There’s not too many places to park up down this road, but an entrepreneur restaurant owner managed to clear out a space for about 10 MoHo’s and charges 25Dh per night, no services, but what a spot!

There’s worse views out of the front window

Wasting no time, we deploy Frankie and have a zoom down the gorge. It’s like the and that time forgot. The old riverbed, snakes it’s way between almost vertical valley walls. Palm trees now cover the area that once would have been running water. Small groups of houses built on anything remotely level, just out of reach of any future risk of flooding and always…always, a Mosque.

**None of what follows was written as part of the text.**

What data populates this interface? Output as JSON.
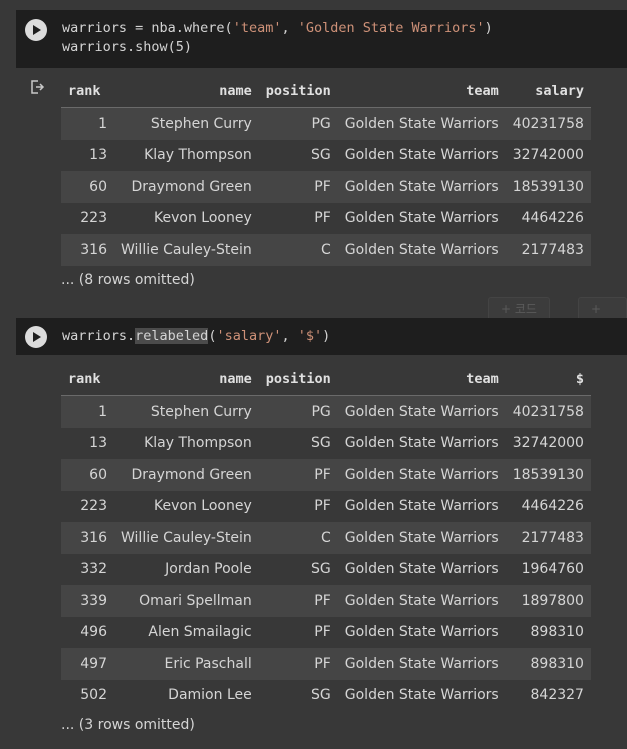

Village in use? Not sure.

Having found the very end of the gorge we decided to head up into the hills to get a good view of the surrounding area. The trees disappear, the sheep too, it’s just bare rock and scrub…and it’s cold up there. Good job we brought a nice hot drink.

It’s a bit cool up here.

The view from the top.


It was at this point that it all goes wrong. As we get back on the bike, Angie takes a tumble backwards, lands heavily on her left arm and it’s obvious she’s done some lasting damage. We are miles from any kind of hospital or help. So I truss up Angie’s arm as best I can and we get back on Frankie. As we slowly creep down the hillside road, a Toyota  van with 3 workers approach, we beckon them to stop, they do and bundle Angie into the front seat, they know where the nearest hospital is, it’s at a silver mine about 10km south of here, I follow close behind on Frankie. We will be forever grateful for the kindness of strangers. A little while later we’re at the gate, there’s all kinds of security questions and photocopying of passports, eventually the security staff ferry Angie to the hospital on site and x-ray here arm, they confirm it’s broken and call for an ambulance from Tisnit, over 2 hours away. It seemed like the longest two hours I’ve ever spent, but the ambulance/car arrived and we both get in. Another two hours later, over bumpy, windy roads and we were at Tisnit hospital. Charlie, our home on wheels, was still parked up at in the valley at Aït Mansour, Frankie at the silver mine, both more than 120 km away.

It seems to have all gone wrong… so quickly. 

Sleeping spots:-

Tafraout, general camping, n29.72220 w8.98290. 15Dh pn. No services.

Camping  Granite Rose, n29.71716 w8.98500 (100Dh pn) All services, washing m/c too (extra)

Aït Mansour Gorge, CP only. n29.54790 w8.87750. Quiet, safe 25Dh pn, collected.